This is a silly post about being in Boulder, Colorado. I'm sitting in a fancy café watching the end of the Tour De France, incidentally. This café has marble tables and black leather seats. Everyone here is in incredibly good shape, it is on a major bicycle route. But Boulder is like this in general, people are in great physical condition.
Anyway, there is a game people play in Boulder called 22/52. Incidentally, I was pretending not to be listening into a conversation in another café when I learned about this game. The rules are simple, you are hanging out with a friend and you see someone in the distance, you then say "22/52" and you both guess whether the person is closer in age to 22 or to 52. If you guess differently the game is on. As the chosen target gets closer it usually becomes obvious who won. You can play for push-ups, or beer, or just bragging rights.
I'm not sure this game would work anywhere but in Boulder but if you have nothing better to do, you can play it all day here. There really are that many "fit" people here.
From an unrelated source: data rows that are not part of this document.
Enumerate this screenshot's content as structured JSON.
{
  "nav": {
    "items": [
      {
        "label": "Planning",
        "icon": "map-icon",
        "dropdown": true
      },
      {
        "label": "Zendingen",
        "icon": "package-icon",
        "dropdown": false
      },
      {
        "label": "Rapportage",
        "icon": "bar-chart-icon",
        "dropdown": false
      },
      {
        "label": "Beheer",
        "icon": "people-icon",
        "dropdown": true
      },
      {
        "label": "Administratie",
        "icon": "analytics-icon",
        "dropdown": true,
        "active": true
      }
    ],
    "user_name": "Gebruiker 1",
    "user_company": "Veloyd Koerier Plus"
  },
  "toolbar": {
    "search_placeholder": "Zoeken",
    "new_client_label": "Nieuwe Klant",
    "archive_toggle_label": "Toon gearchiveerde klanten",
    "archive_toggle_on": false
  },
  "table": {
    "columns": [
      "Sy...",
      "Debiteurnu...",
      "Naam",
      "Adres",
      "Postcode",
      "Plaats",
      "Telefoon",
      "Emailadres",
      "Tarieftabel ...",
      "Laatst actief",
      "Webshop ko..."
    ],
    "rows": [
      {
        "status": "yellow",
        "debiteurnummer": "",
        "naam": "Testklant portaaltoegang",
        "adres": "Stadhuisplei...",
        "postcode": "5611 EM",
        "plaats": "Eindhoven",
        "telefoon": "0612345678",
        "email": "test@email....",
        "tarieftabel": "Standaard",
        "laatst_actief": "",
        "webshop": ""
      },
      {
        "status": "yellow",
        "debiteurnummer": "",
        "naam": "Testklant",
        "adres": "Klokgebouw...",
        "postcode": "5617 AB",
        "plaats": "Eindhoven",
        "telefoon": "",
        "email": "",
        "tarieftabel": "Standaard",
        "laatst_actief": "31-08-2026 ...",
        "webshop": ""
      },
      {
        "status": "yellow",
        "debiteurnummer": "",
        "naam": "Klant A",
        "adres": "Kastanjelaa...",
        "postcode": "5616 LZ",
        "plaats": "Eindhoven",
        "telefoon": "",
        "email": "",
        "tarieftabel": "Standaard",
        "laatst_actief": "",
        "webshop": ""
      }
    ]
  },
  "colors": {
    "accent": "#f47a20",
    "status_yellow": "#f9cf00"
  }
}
This makes me think about a concept my father invented called "Social Sorting" back in the late '80's or early '90's. The idea is now popular with economists, especially when thinking about where people choose to live. The idea is that people sort themselves out into different groups by looking first at a "flag" or a signal that tells a person they may want to join, second experiencing a "screen", which is some kind of measuring-up, assessment, or perhaps a necessary barrier, and third the "overflow," which weeds people out who for whatever reason don't fit in.
Anyway this all gave me a really cool idea for a Tai Chi video commercial. Instead of 22/52 it would be called 42/72. The camera would start way off in the distance (perhaps a few shots from a helicopter) watching someone doing Tai Chi (or Baguazhang or some other type of gongfu). "42? or 72?" flashes on the screen, then the camera zooms in on this really old woman jumping around like a grasshopper. It should repeat three times with different people in different location for variety. At the end it can have some tag-line like, "Aging with power and grace: The art of Tai Chi."